The last conductor, Jesiel, also had an unclear beat, and the New World first movement he conducted was ragged as a result. “Unless you have something to say that is better than what they [the orchestra] can do on their own, you’re wasting their time,” Zander told him. “You have to have something to give that they have no idea about. So do something special.” By fits and starts, as his leading became more defined, the reading became more sharply etched, rhythmically, and also breathed with a newfound sense of freedom.
São Paulo side-by-side at Teatro Caetana de Campos
The side-by-side followed immediately and it ran a bit differently than Sunday’s. The combined forces played through four pieces: the finale of Dvorak’s New World Symphony, the Prelude to Act 1 of Wagner’s Die Meistersinger, Sousa’s The Stars & Stripes Forever, and Tchaikovsky’s Romeo & Juliet.
The Dvorak got a mighty, in-your-face rendition: with a big orchestra in a hall of hard surfaces (brick walls, concrete floors), it could hardly have been anything less.

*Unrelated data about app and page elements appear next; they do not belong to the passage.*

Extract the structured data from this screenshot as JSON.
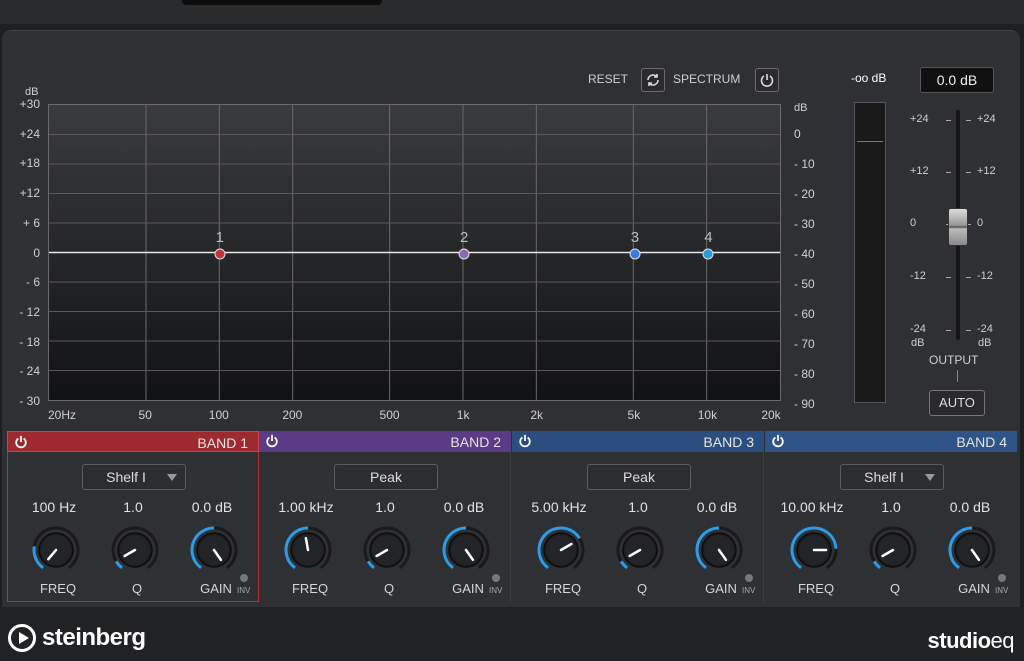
{
  "controls": {
    "reset": "RESET",
    "spectrum": "SPECTRUM"
  },
  "graph": {
    "left_unit": "dB",
    "right_unit": "dB",
    "left_labels": [
      "+30",
      "+24",
      "+18",
      "+12",
      "+ 6",
      "0",
      "- 6",
      "- 12",
      "- 18",
      "- 24",
      "- 30"
    ],
    "right_labels": [
      "0",
      "- 10",
      "- 20",
      "- 30",
      "- 40",
      "- 50",
      "- 60",
      "- 70",
      "- 80",
      "- 90"
    ],
    "x_labels": [
      "20Hz",
      "50",
      "100",
      "200",
      "500",
      "1k",
      "2k",
      "5k",
      "10k",
      "20k"
    ],
    "nodes": [
      {
        "label": "1",
        "color": "#c0343a"
      },
      {
        "label": "2",
        "color": "#8a6bb0"
      },
      {
        "label": "3",
        "color": "#3a7bd5"
      },
      {
        "label": "4",
        "color": "#2a9bd8"
      }
    ]
  },
  "meter": {
    "peak": "-oo dB"
  },
  "output": {
    "value": "0.0 dB",
    "scale_left": [
      "+24",
      "+12",
      "0",
      "-12",
      "-24"
    ],
    "scale_right": [
      "+24",
      "+12",
      "0",
      "-12",
      "-24"
    ],
    "unit_left": "dB",
    "unit_right": "dB",
    "label": "OUTPUT",
    "auto": "AUTO",
    "level_db": 0
  },
  "bands": [
    {
      "title": "BAND 1",
      "type": "Shelf I",
      "has_arrow": true,
      "freq": "100 Hz",
      "q": "1.0",
      "gain": "0.0 dB",
      "header_color": "#9e2a2f",
      "active": true
    },
    {
      "title": "BAND 2",
      "type": "Peak",
      "has_arrow": false,
      "freq": "1.00 kHz",
      "q": "1.0",
      "gain": "0.0 dB",
      "header_color": "#5b3a86",
      "active": false
    },
    {
      "title": "BAND 3",
      "type": "Peak",
      "has_arrow": false,
      "freq": "5.00 kHz",
      "q": "1.0",
      "gain": "0.0 dB",
      "header_color": "#2b4e7e",
      "active": false
    },
    {
      "title": "BAND 4",
      "type": "Shelf I",
      "has_arrow": true,
      "freq": "10.00 kHz",
      "q": "1.0",
      "gain": "0.0 dB",
      "header_color": "#2e5488",
      "active": false
    }
  ],
  "labels": {
    "freq": "FREQ",
    "q": "Q",
    "gain": "GAIN",
    "inv": "INV"
  },
  "footer": {
    "brand": "steinberg",
    "product_bold": "studio",
    "product_light": "eq"
  },
  "colors": {
    "accent_blue": "#2d9be6"
  }
}
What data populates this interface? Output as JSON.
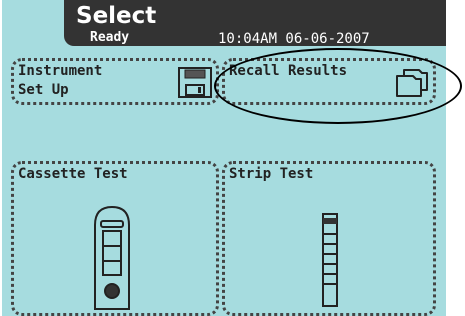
{
  "header": {
    "title": "Select",
    "status": "Ready",
    "datetime": "10:04AM 06-06-2007"
  },
  "buttons": {
    "instrument": {
      "label": "Instrument\nSet Up",
      "icon": "floppy-disk-icon"
    },
    "recall": {
      "label": "Recall Results",
      "icon": "folder-icon"
    },
    "cassette": {
      "label": "Cassette Test",
      "icon": "cassette-icon"
    },
    "strip": {
      "label": "Strip Test",
      "icon": "strip-icon"
    }
  },
  "colors": {
    "screen": "#a6dcdf",
    "header": "#333333",
    "annotation": "#000000"
  }
}
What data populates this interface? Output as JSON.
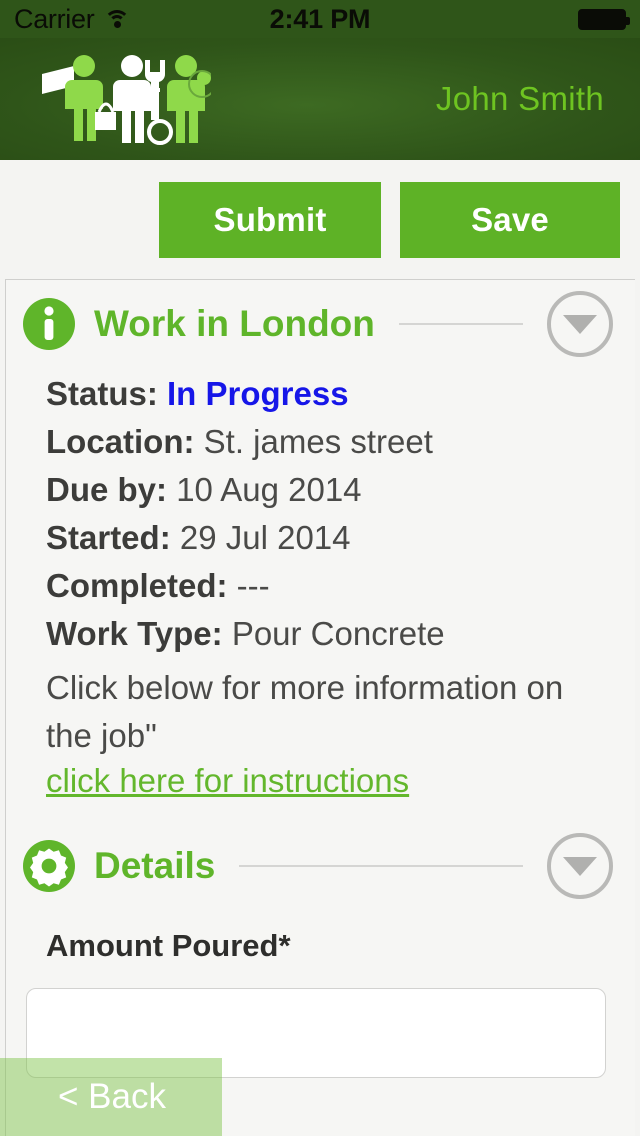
{
  "statusbar": {
    "carrier": "Carrier",
    "wifi_icon": "wifi-icon",
    "time": "2:41 PM",
    "battery_icon": "battery-full-icon"
  },
  "header": {
    "logo_icon": "workers-logo-icon",
    "username": "John Smith",
    "background_color": "#2f5519",
    "username_color": "#6ec421"
  },
  "toolbar": {
    "submit_label": "Submit",
    "save_label": "Save",
    "button_color": "#5eb226"
  },
  "job_section": {
    "icon": "info-circle-icon",
    "title": "Work in London",
    "collapse_icon": "chevron-down-icon",
    "fields": [
      {
        "label": "Status:",
        "value": "In Progress",
        "highlight": true
      },
      {
        "label": "Location:",
        "value": "St. james street",
        "highlight": false
      },
      {
        "label": "Due by:",
        "value": "10 Aug 2014",
        "highlight": false
      },
      {
        "label": "Started:",
        "value": "29 Jul 2014",
        "highlight": false
      },
      {
        "label": "Completed:",
        "value": "---",
        "highlight": false
      },
      {
        "label": "Work Type:",
        "value": "Pour Concrete",
        "highlight": false
      }
    ],
    "description": "Click below for more information on the job\"",
    "link_label": "click here for instructions",
    "status_color": "#1616e8",
    "link_color": "#63b72c"
  },
  "details_section": {
    "icon": "gear-icon",
    "title": "Details",
    "collapse_icon": "chevron-down-icon",
    "amount_label": "Amount Poured*",
    "amount_value": "",
    "amount_placeholder": ""
  },
  "footer": {
    "back_label": "< Back"
  }
}
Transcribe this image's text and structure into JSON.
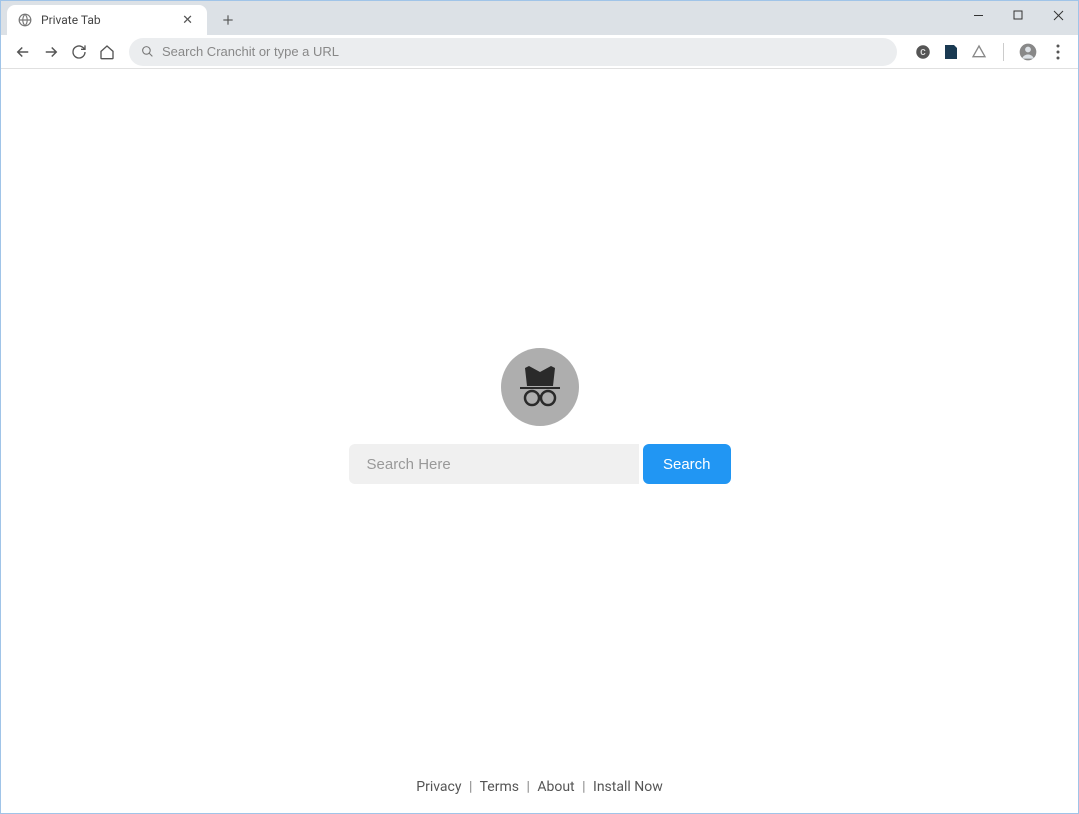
{
  "tab": {
    "title": "Private Tab"
  },
  "toolbar": {
    "address_placeholder": "Search Cranchit or type a URL"
  },
  "page": {
    "search_placeholder": "Search Here",
    "search_button_label": "Search"
  },
  "footer": {
    "links": [
      "Privacy",
      "Terms",
      "About",
      "Install Now"
    ],
    "separator": "|"
  }
}
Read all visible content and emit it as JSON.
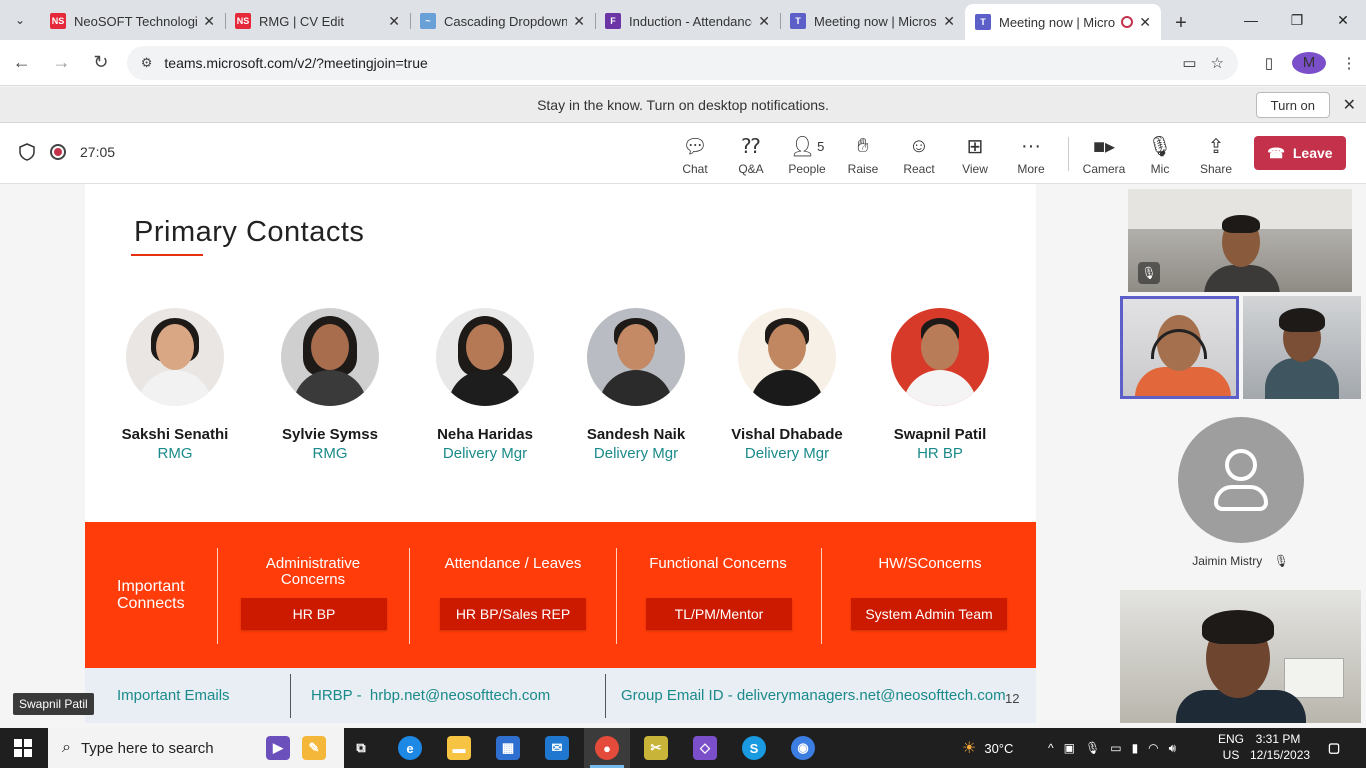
{
  "browser": {
    "tabs": [
      {
        "title": "NeoSOFT Technologies",
        "favicon": "NS",
        "color": "#e5283a"
      },
      {
        "title": "RMG | CV Edit",
        "favicon": "NS",
        "color": "#e5283a"
      },
      {
        "title": "Cascading Dropdown",
        "favicon": "~",
        "color": "#6aa0d8"
      },
      {
        "title": "Induction - Attendance",
        "favicon": "F",
        "color": "#6b35a6"
      },
      {
        "title": "Meeting now | Microsoft Teams",
        "favicon": "T",
        "color": "#5b5fc7"
      },
      {
        "title": "Meeting now | Microsoft Teams",
        "favicon": "T",
        "color": "#5b5fc7"
      }
    ],
    "url": "teams.microsoft.com/v2/?meetingjoin=true",
    "profile_initial": "M"
  },
  "notification": {
    "text": "Stay in the know. Turn on desktop notifications.",
    "button": "Turn on"
  },
  "meeting": {
    "timer": "27:05",
    "people_count": "5",
    "toolbar": [
      {
        "label": "Chat",
        "icon": "chat-icon"
      },
      {
        "label": "Q&A",
        "icon": "qa-icon"
      },
      {
        "label": "People",
        "icon": "people-icon"
      },
      {
        "label": "Raise",
        "icon": "raise-hand-icon"
      },
      {
        "label": "React",
        "icon": "react-icon"
      },
      {
        "label": "View",
        "icon": "view-icon"
      },
      {
        "label": "More",
        "icon": "more-icon"
      },
      {
        "label": "Camera",
        "icon": "camera-icon"
      },
      {
        "label": "Mic",
        "icon": "mic-off-icon"
      },
      {
        "label": "Share",
        "icon": "share-icon"
      }
    ],
    "leave_label": "Leave",
    "presenter_name": "Swapnil Patil"
  },
  "slide": {
    "title": "Primary Contacts",
    "contacts": [
      {
        "name": "Sakshi Senathi",
        "role": "RMG"
      },
      {
        "name": "Sylvie Symss",
        "role": "RMG"
      },
      {
        "name": "Neha Haridas",
        "role": "Delivery Mgr"
      },
      {
        "name": "Sandesh Naik",
        "role": "Delivery Mgr"
      },
      {
        "name": "Vishal Dhabade",
        "role": "Delivery Mgr"
      },
      {
        "name": "Swapnil Patil",
        "role": "HR BP"
      }
    ],
    "connects_label": "Important Connects",
    "connects": [
      {
        "heading": "Administrative Concerns",
        "contact": "HR BP"
      },
      {
        "heading": "Attendance / Leaves",
        "contact": "HR BP/Sales REP"
      },
      {
        "heading": "Functional Concerns",
        "contact": "TL/PM/Mentor"
      },
      {
        "heading": "HW/SConcerns",
        "contact": "System Admin Team"
      }
    ],
    "emails_label": "Important Emails",
    "hrbp_email": "HRBP -  hrbp.net@neosofttech.com",
    "group_email": "Group Email ID - deliverymanagers.net@neosofttech.com",
    "page_number": "12",
    "accent_color": "#ff3c0a"
  },
  "participants": {
    "jaimin_name": "Jaimin Mistry"
  },
  "taskbar": {
    "search_placeholder": "Type here to search",
    "weather": "30°C",
    "lang_top": "ENG",
    "lang_bottom": "US",
    "time": "3:31 PM",
    "date": "12/15/2023"
  }
}
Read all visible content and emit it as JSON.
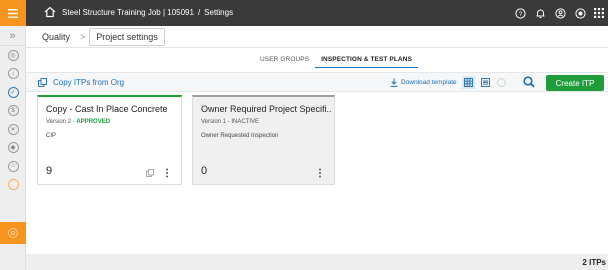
{
  "header": {
    "project": "Steel Structure Training Job | 105091",
    "separator": "/",
    "section": "Settings",
    "icons": [
      "help-icon",
      "bell-icon",
      "user-circle-icon",
      "power-icon",
      "apps-grid-icon"
    ]
  },
  "rail": {
    "collapse_glyph": "»",
    "items": [
      "nav-1",
      "nav-2",
      "nav-3",
      "nav-4",
      "nav-5",
      "nav-6",
      "nav-7",
      "nav-8"
    ]
  },
  "breadcrumb": {
    "root": "Quality",
    "sep": ">",
    "current": "Project settings"
  },
  "tabs": [
    {
      "label": "USER GROUPS"
    },
    {
      "label": "INSPECTION & TEST PLANS"
    }
  ],
  "toolbar": {
    "copy_label": "Copy ITPs from Org",
    "download_label": "Download template",
    "create_label": "Create ITP"
  },
  "cards": [
    {
      "title": "Copy - Cast In Place Concrete",
      "version_prefix": "Version 2 - ",
      "status": "APPROVED",
      "subtitle": "CIP",
      "count": "9"
    },
    {
      "title": "Owner Required Project Specifi...",
      "version_prefix": "Version 1 - ",
      "status": "INACTIVE",
      "subtitle": "Owner Requested Inspection",
      "count": "0"
    }
  ],
  "footer": {
    "total": "2 ITPs"
  },
  "colors": {
    "accent": "#f7941d",
    "primary": "#1e6fb0",
    "success": "#1f9d3a",
    "topbar": "#3a3a3a"
  }
}
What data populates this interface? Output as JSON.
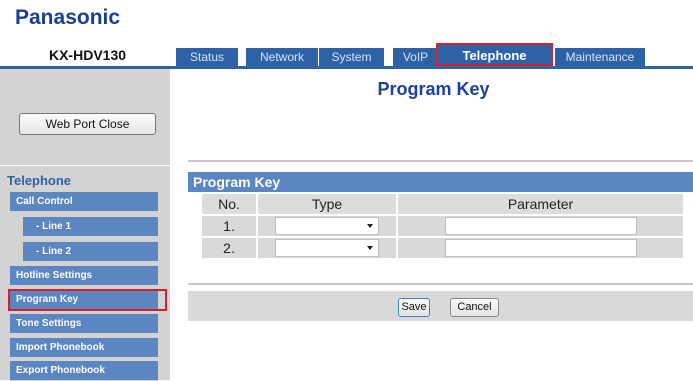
{
  "brand": "Panasonic",
  "model": "KX-HDV130",
  "tabs": [
    {
      "label": "Status"
    },
    {
      "label": "Network"
    },
    {
      "label": "System"
    },
    {
      "label": "VoIP"
    },
    {
      "label": "Telephone",
      "active": true
    },
    {
      "label": "Maintenance"
    }
  ],
  "sidebar": {
    "web_port_close_label": "Web Port Close",
    "section_title": "Telephone",
    "items": [
      {
        "label": "Call Control"
      },
      {
        "label": "- Line 1"
      },
      {
        "label": "- Line 2"
      },
      {
        "label": "Hotline Settings"
      },
      {
        "label": "Program Key",
        "selected": true
      },
      {
        "label": "Tone Settings"
      },
      {
        "label": "Import Phonebook"
      },
      {
        "label": "Export Phonebook"
      }
    ]
  },
  "main": {
    "page_title": "Program Key",
    "section_header": "Program Key",
    "table": {
      "headers": [
        "No.",
        "Type",
        "Parameter"
      ],
      "rows": [
        {
          "no": "1.",
          "type": "",
          "parameter": ""
        },
        {
          "no": "2.",
          "type": "",
          "parameter": ""
        }
      ]
    },
    "save_label": "Save",
    "cancel_label": "Cancel"
  },
  "colors": {
    "accent": "#2e62a6",
    "menu_bg": "#5b86c2",
    "highlight": "#d8202a",
    "title": "#1e3f9a"
  }
}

São Paulo side-by-side at Teatro Caetana de Campos
Zander began rehearsing the Wagner by unpacking its climactic section, in which three subjects – the broad “Meistersinger” motive, Walther’s theme (the “Prize Song”), and the apprentice’s music – are combined in a feat of compositional wizardry. Approaching the Prelude this way resulted in a particularly clear reading of the whole thing, at the end of which Zander marveled at the technical ingenuity of the score. “That’s the genius of Wagner,” he said. “Nobody was a greater composer than Wagner. He may have been a horrible person, but he was a brilliant composer.”
Then the orchestra played Romeo & Juliet with might and fervency (four pairs of cymbals provided the battle music an extra punch).
But the side-by-side’s musical highlight, for me, was Sousa’s Stars & Stripes Forever. The Brazilian players took to the piece with alacrity and the reading was filled with spirit. For the second run-through, Zander let several children who had traveled to the side-by-side from a favela about an hour away come up and conduct the piece, lifting them up one at a time for their turn in front of the orchestra. It was one of the sweetest and, to look at the kids’ faces, most wonder-filled scenes of the entire trip.
Benjamin Zander helps a little girl to conduct
That evening, a string quartet from the orchestra – violinists Veronica Pan and Greta Myatieva, violist Mira Williams, and cellist Zach Fung – gave a private performance at the home of Felipe Ferrer, a São Paulo resident and one of the tour’s donors; I tagged along to the event with them and Zander.
It was a lovely venue: a beautiful, spacious dwelling on a quiet São Paulo street with dining and living rooms opening onto a patio that gave way to a pristinely-manicured lawn framed by trees and revealing – for the only time I saw them in São Paulo – stars overhead. What’s more, the food was terrific, company excellent, conversation engaging, and quartet playing superb.
Greta introduced each piece (movements from quartets by Haydn and Mozart) and opened the floor to questions from the musically-savvy audience of about thirty invited guests. Zander gave biographical introductions for each player, spoke about the orchestra and its work, and also did a little coaching with the chamber group. In all, it was a charming, invigorating way to pass an evening.
We returned to the hotel after midnight – this has been a tour of late nights – for a few hours of rest before departing on the next leg of our journey: a trek north and a bit west to the cities of Ribeirão Preto and Campinas.
Photos by: Paul Marotta